(Excerpts from an interface dataset)
-.-.-

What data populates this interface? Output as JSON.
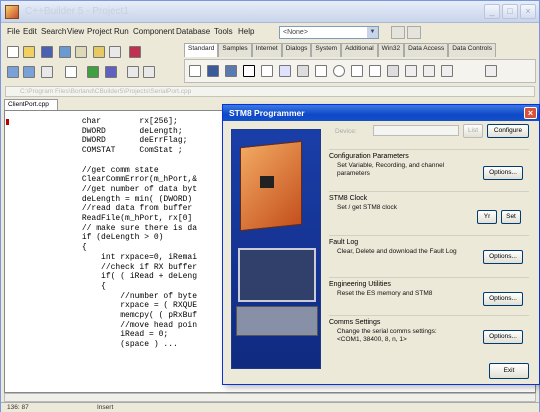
{
  "window": {
    "title": "C++Builder 5 - Project1",
    "min": "_",
    "max": "□",
    "close": "×"
  },
  "menu": [
    "File",
    "Edit",
    "Search",
    "View",
    "Project",
    "Run",
    "Component",
    "Database",
    "Tools",
    "Help"
  ],
  "combo_value": "<None>",
  "palette_tabs": [
    "Standard",
    "Samples",
    "Internet",
    "Dialogs",
    "System",
    "Additional",
    "Win32",
    "Data Access",
    "Data Controls"
  ],
  "path": "C:\\Program Files\\Borland\\CBuilder5\\Projects\\SerialPort.cpp",
  "editor_tab": "ClientPort.cpp",
  "code_lines": [
    "                char        rx[256];",
    "                DWORD       deLength;",
    "                DWORD       deErrFlag;",
    "                COMSTAT     ComStat ;",
    "",
    "                //get comm state",
    "                ClearCommError(m_hPort,&",
    "                //get number of data byt",
    "                deLength = min( (DWORD)",
    "                //read data from buffer",
    "                ReadFile(m_hPort, rx[0]",
    "                // make sure there is da",
    "                if (deLength > 0)",
    "                {",
    "                    int rxpace=0, iRemai",
    "                    //check if RX buffer",
    "                    if( ( iRead + deLeng",
    "                    {",
    "                        //number of byte",
    "                        rxpace = ( RXQUE",
    "                        memcpy( ( pRxBuf",
    "                        //move head poin",
    "                        iRead = 0;",
    "                        (space ) ..."
  ],
  "status": {
    "position": "136: 87",
    "mode": "Insert"
  },
  "dialog": {
    "title": "STM8 Programmer",
    "close": "×",
    "device_label": "Device:",
    "list_button": "List",
    "configure_button": "Configure",
    "groups": [
      {
        "title": "Configuration Parameters",
        "desc": "Set Variable, Recording, and channel parameters",
        "button": "Options..."
      },
      {
        "title": "STM8 Clock",
        "desc": "Set / get STM8 clock",
        "button_a": "Yr",
        "button_b": "Set"
      },
      {
        "title": "Fault Log",
        "desc": "Clear, Delete and download the Fault Log",
        "button": "Options..."
      },
      {
        "title": "Engineering Utilities",
        "desc": "Reset the ES memory and STM8",
        "button": "Options..."
      },
      {
        "title": "Comms Settings",
        "desc": "Change the serial comms settings: <COM1, 38400, 8, n, 1>",
        "button": "Options..."
      }
    ],
    "exit_button": "Exit"
  }
}
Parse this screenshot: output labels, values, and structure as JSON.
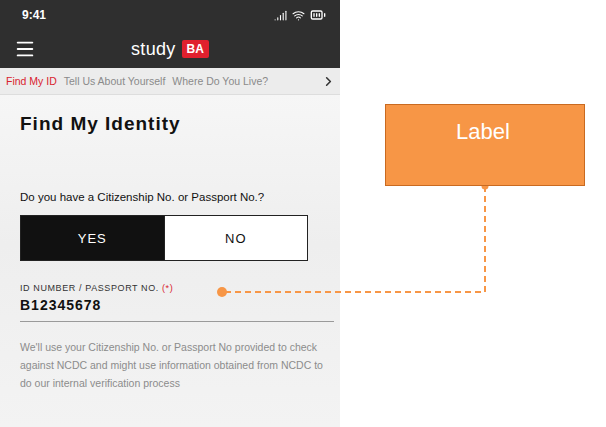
{
  "status_bar": {
    "time": "9:41"
  },
  "header": {
    "brand": "study",
    "badge": "BA"
  },
  "steps": [
    {
      "label": "Find My ID",
      "selected": true
    },
    {
      "label": "Tell Us About Yourself",
      "selected": false
    },
    {
      "label": "Where Do You Live?",
      "selected": false
    }
  ],
  "title": "Find My Identity",
  "question": "Do you have a Citizenship No. or Passport No.?",
  "options": [
    {
      "label": "YES",
      "selected": true
    },
    {
      "label": "NO",
      "selected": false
    }
  ],
  "field": {
    "label": "ID NUMBER / PASSPORT NO.",
    "required_mark": "(*)",
    "value": "B12345678"
  },
  "helper": "We'll use your Citizenship No. or Passport No provided to check against NCDC and might use information obtained from NCDC to do our internal verification process",
  "callout": {
    "label": "Label"
  }
}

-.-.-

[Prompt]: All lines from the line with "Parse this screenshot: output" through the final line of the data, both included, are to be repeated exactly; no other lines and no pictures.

[Written solution]:
Parse this screenshot: output labels, values, and structure as JSON.
{
  "status_bar": {
    "time": "9:41"
  },
  "header": {
    "brand": "study",
    "badge": "BA"
  },
  "steps": [
    {
      "label": "Find My ID",
      "selected": true
    },
    {
      "label": "Tell Us About Yourself",
      "selected": false
    },
    {
      "label": "Where Do You Live?",
      "selected": false
    }
  ],
  "title": "Find My Identity",
  "question": "Do you have a Citizenship No. or Passport No.?",
  "options": [
    {
      "label": "YES",
      "selected": true
    },
    {
      "label": "NO",
      "selected": false
    }
  ],
  "field": {
    "label": "ID NUMBER / PASSPORT NO.",
    "required_mark": "(*)",
    "value": "B12345678"
  },
  "helper": "We'll use your Citizenship No. or Passport No provided to check against NCDC and might use information obtained from NCDC to do our internal verification process",
  "callout": {
    "label": "Label"
  }
}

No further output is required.